That means prioritizing your sleep schedule, workouts, and “me time.” If you feel guilty about this, remind yourself that you will be a better spouse, parent, friend, and worker if you take good care of yourself. You may need to have a difficult conversation with your partner to pitch in more with child rearing and other household burdens. Give yourself permission to take some sacred time for yourself every day to recharge your batteries. No one will give this to you on a silver platter, but it is yours to take.

Reduce Negative Stimuli, Especially in the Morning
Ever since I stopped reading, listening, or watching the news first thing in the morning, my moods have improved throughout the day. Paying attention to the news pollutes the mind with negative information and emphasizes the worst parts of humanity. Don’t be afraid to appear uninformed. If it’s really important, the information will find its way to you.

Reduce or Eliminate Consumption of Alcohol and Other Substances

Alcohol is sometimes used as a coping mechanism, but it actually can make you more anxious after the buzz has worn off. The same goes for cigarettes, anti-anxiety medication (such as Xanax or Valium), and other recreational substances.
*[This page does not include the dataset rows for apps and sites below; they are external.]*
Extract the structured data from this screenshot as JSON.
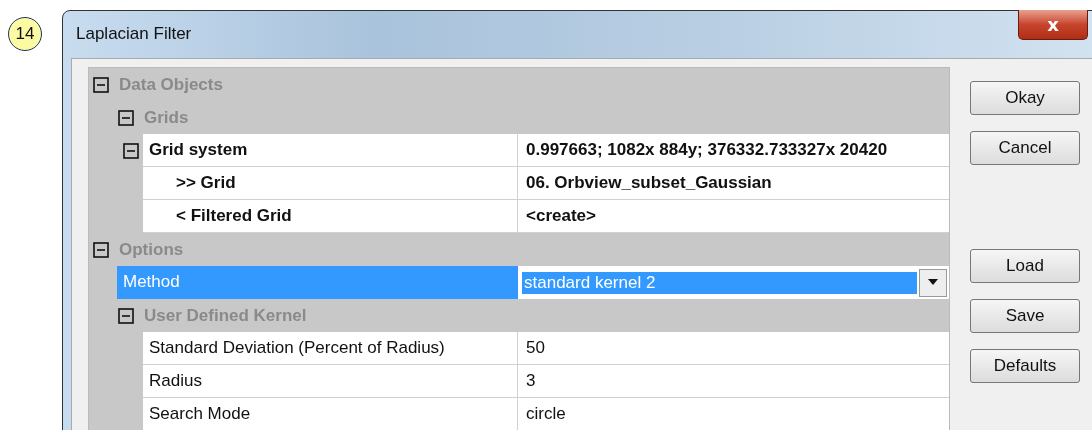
{
  "badge": "14",
  "window": {
    "title": "Laplacian Filter",
    "close": "x"
  },
  "property_grid": {
    "items": [
      {
        "kind": "category",
        "label": "Data Objects",
        "expanded": true,
        "children": [
          {
            "kind": "category",
            "label": "Grids",
            "expanded": true,
            "children": [
              {
                "kind": "group",
                "label": "Grid system",
                "value": "0.997663; 1082x 884y; 376332.733327x 20420",
                "expanded": true,
                "selected": false,
                "children": [
                  {
                    "kind": "property",
                    "label": ">> Grid",
                    "value": "06. Orbview_subset_Gaussian",
                    "selected": false
                  },
                  {
                    "kind": "property",
                    "label": "< Filtered Grid",
                    "value": "<create>",
                    "selected": false
                  }
                ]
              }
            ]
          }
        ]
      },
      {
        "kind": "category",
        "label": "Options",
        "expanded": true,
        "children": [
          {
            "kind": "dropdown",
            "label": "Method",
            "value": "standard kernel 2",
            "selected": true
          },
          {
            "kind": "category",
            "label": "User Defined Kernel",
            "expanded": true,
            "children": [
              {
                "kind": "property",
                "label": "Standard Deviation (Percent of Radius)",
                "value": "50",
                "selected": false
              },
              {
                "kind": "property",
                "label": "Radius",
                "value": "3",
                "selected": false
              },
              {
                "kind": "property",
                "label": "Search Mode",
                "value": "circle",
                "selected": false
              }
            ]
          }
        ]
      }
    ]
  },
  "buttons": [
    "Okay",
    "Cancel",
    "Load",
    "Save",
    "Defaults"
  ]
}
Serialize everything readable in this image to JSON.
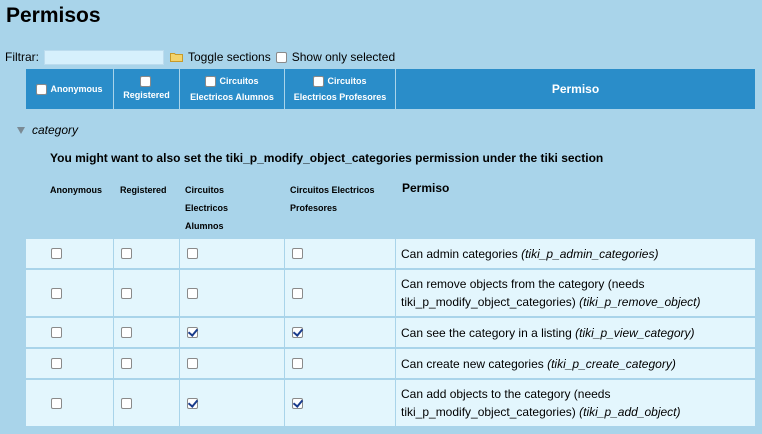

Caffeine should be reduced or eliminated in times of high stress.

Spend Time Outdoors
Even if it’s just 10 minutes a day, go out where there are trees, water, and no fluorescent lighting and soak it in. Studies have shown that people are less stressed and more content when they take regular walks outside.

Learn New Skills
Try something new, or revisit something you’ve only tried once. There are literally hundreds of activities you can do to actively relax yourself. The key is to find something that engages the mind and body in a way that works for you.

Some examples are dancing, playing an instrument, singing, making art, doing yoga, cooking, trying out a new sport, fitness class, or activity. Sports like rock climbing, bouldering, and trail running are considered “moving meditation” because they can get you into a state of intense focus on moving your body, instead of focusing on your problems. Same for aerial yoga.

Running can promote a more mindful and contemplative state of meditation. I love running when I have an important or difficult decision to make; it helps me think about the problem from new angles and find creative solutions.

As you can see, there are many ways to cope with stress. Keep experimenting and refining your coping skills until you find the best combination for you.

Also, keep in mind that using just one single coping skill during times of high stress will not be helpful. It is better to try multiple coping skills when you feel like you’re about to lose it.